* _Problem to solve_
Whenever the string "image" turns up in a line of the data below, copy that line.

* _Provided records_
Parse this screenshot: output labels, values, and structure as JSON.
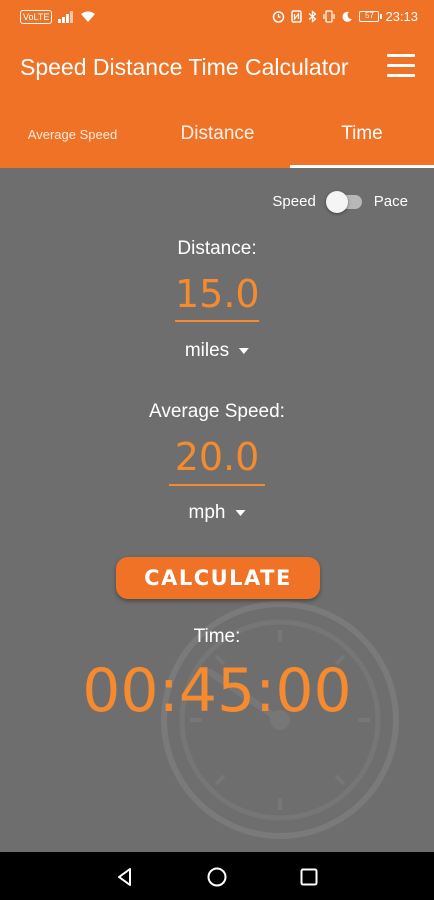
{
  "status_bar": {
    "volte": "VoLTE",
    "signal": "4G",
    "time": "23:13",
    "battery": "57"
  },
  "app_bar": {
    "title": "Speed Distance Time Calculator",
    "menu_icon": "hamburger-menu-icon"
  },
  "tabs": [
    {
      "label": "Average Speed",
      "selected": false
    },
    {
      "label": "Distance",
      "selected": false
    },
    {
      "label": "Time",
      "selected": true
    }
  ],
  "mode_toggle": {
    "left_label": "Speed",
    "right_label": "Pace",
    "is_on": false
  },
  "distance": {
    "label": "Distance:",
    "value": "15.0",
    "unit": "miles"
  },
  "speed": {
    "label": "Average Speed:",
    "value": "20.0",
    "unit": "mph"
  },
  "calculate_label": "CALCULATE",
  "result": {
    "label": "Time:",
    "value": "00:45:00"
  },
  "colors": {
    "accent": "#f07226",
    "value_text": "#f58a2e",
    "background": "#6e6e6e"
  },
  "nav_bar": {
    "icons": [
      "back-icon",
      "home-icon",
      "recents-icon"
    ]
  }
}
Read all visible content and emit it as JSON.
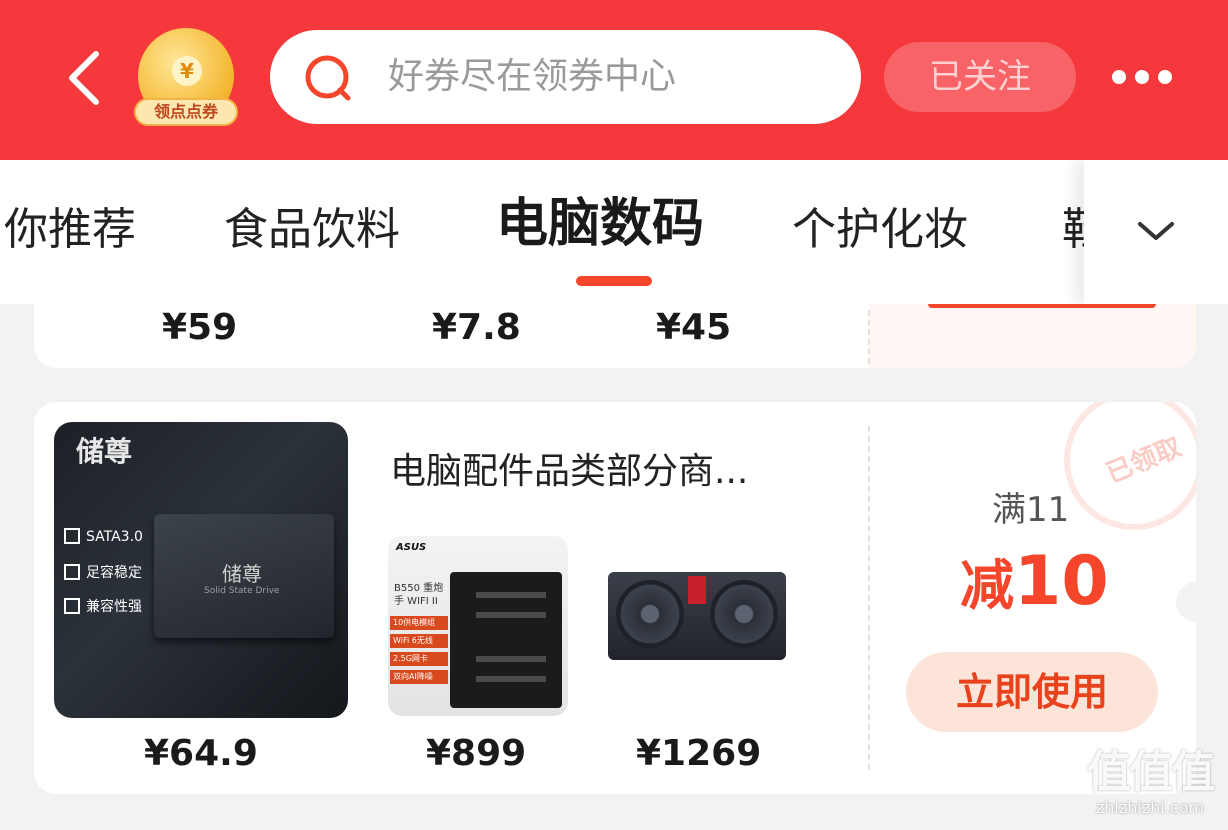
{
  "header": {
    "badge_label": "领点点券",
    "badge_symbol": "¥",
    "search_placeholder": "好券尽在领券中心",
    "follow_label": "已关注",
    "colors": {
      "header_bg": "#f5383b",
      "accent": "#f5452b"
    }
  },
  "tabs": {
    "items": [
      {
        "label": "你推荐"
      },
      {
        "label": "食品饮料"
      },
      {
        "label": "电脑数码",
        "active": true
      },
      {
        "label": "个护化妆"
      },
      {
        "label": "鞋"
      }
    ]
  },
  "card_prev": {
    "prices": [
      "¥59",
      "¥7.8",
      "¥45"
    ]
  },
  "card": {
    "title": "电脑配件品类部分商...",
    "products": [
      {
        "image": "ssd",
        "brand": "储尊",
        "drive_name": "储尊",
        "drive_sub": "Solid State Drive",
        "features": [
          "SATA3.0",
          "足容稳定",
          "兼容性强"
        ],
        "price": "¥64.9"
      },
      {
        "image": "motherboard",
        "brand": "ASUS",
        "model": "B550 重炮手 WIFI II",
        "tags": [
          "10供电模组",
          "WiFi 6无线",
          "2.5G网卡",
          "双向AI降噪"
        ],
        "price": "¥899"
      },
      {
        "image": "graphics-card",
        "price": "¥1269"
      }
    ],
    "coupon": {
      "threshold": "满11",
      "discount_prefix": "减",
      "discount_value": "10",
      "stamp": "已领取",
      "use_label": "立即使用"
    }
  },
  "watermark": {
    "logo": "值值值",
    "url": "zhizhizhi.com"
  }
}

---

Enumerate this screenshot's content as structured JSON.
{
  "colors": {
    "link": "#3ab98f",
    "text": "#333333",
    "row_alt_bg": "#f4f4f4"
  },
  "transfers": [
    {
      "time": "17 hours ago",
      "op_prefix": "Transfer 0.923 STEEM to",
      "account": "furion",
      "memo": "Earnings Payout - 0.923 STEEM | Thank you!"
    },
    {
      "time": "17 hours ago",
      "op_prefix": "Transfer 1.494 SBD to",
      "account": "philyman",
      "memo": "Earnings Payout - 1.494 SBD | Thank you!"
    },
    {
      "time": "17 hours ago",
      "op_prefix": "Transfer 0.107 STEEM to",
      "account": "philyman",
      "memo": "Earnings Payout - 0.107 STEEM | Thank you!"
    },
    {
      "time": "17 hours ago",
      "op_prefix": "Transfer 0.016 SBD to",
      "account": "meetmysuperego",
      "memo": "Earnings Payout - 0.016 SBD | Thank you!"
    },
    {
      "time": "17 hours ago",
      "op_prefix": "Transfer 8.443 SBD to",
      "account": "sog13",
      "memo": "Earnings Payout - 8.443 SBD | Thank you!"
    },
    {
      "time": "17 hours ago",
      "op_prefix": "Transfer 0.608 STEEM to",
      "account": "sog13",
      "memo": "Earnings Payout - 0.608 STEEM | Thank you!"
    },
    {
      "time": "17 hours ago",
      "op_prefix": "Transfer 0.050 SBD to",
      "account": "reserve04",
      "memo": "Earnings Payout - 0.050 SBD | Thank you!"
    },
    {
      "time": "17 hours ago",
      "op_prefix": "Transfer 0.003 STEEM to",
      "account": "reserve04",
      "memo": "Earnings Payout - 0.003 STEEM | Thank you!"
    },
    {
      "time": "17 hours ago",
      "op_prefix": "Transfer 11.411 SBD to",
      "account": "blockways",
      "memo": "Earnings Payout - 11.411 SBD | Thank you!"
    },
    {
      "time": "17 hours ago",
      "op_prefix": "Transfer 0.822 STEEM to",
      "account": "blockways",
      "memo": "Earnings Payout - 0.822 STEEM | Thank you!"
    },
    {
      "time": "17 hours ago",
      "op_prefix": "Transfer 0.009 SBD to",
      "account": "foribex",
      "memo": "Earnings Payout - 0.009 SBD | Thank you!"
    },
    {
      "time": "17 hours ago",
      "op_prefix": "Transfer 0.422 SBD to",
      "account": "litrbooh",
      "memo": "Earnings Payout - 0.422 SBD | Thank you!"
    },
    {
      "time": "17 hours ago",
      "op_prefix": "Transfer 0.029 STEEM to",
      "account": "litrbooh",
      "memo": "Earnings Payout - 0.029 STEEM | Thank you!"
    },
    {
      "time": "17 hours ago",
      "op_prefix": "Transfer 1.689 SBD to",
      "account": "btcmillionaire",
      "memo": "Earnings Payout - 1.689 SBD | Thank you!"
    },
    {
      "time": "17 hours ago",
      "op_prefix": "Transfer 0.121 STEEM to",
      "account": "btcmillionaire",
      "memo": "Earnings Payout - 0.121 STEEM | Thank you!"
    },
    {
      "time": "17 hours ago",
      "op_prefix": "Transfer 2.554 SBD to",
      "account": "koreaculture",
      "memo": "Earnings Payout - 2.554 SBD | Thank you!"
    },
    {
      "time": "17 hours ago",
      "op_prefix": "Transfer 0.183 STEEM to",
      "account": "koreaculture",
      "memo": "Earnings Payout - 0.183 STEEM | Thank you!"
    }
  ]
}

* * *

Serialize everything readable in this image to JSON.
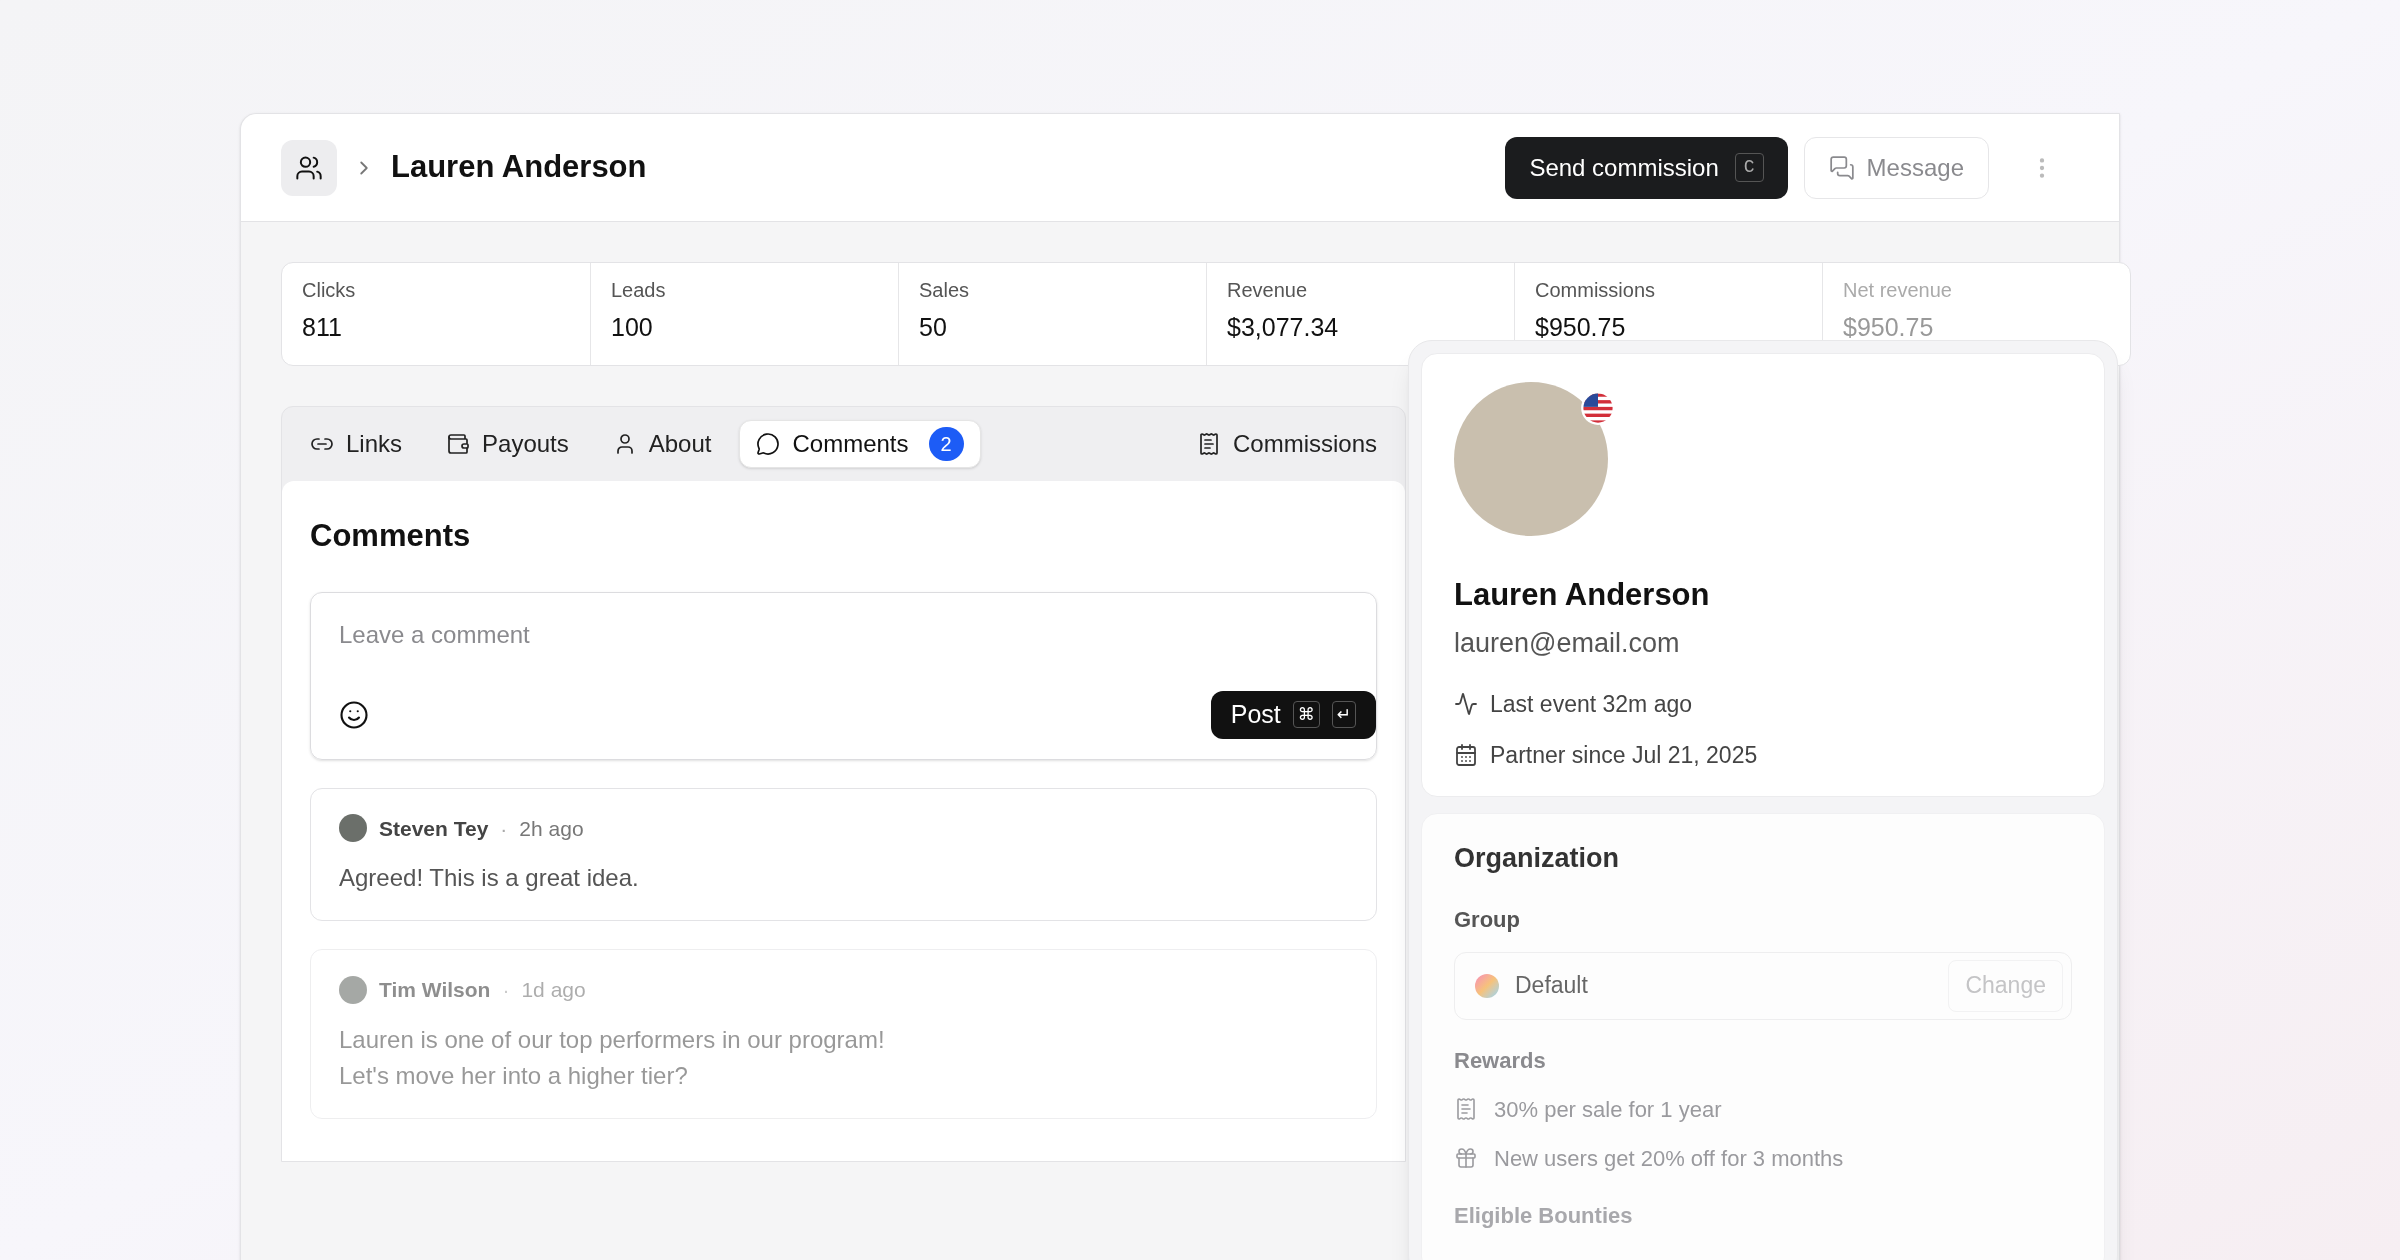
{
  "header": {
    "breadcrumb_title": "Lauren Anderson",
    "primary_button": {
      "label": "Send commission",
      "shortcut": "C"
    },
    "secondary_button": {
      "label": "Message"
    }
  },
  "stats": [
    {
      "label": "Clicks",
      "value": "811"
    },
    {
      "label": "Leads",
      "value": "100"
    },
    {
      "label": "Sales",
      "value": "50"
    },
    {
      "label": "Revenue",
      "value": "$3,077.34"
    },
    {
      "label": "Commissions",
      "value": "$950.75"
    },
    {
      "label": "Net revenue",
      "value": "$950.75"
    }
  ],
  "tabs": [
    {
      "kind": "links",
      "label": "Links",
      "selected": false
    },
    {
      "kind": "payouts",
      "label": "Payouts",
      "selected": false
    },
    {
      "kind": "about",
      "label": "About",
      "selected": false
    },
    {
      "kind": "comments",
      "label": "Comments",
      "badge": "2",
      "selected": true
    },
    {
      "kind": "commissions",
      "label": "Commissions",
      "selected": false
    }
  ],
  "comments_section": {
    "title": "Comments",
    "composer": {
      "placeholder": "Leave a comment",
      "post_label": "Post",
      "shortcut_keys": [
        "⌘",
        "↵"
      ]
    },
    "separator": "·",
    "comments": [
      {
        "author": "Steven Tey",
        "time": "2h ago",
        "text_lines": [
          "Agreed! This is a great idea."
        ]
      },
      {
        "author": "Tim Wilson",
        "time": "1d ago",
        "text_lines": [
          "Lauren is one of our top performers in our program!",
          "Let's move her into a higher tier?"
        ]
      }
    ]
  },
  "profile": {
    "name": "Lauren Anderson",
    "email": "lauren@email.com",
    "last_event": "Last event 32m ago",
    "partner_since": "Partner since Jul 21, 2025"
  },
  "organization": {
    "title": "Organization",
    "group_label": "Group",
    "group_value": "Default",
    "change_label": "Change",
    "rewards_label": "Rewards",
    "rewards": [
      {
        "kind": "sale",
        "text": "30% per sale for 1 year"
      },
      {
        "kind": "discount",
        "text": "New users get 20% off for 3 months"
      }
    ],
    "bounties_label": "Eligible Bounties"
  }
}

* _Answer for this exercise_
        "image": "ssd",
        "image": "motherboard",
        "image": "graphics-card",
Serialize everything readable in this image to JSON.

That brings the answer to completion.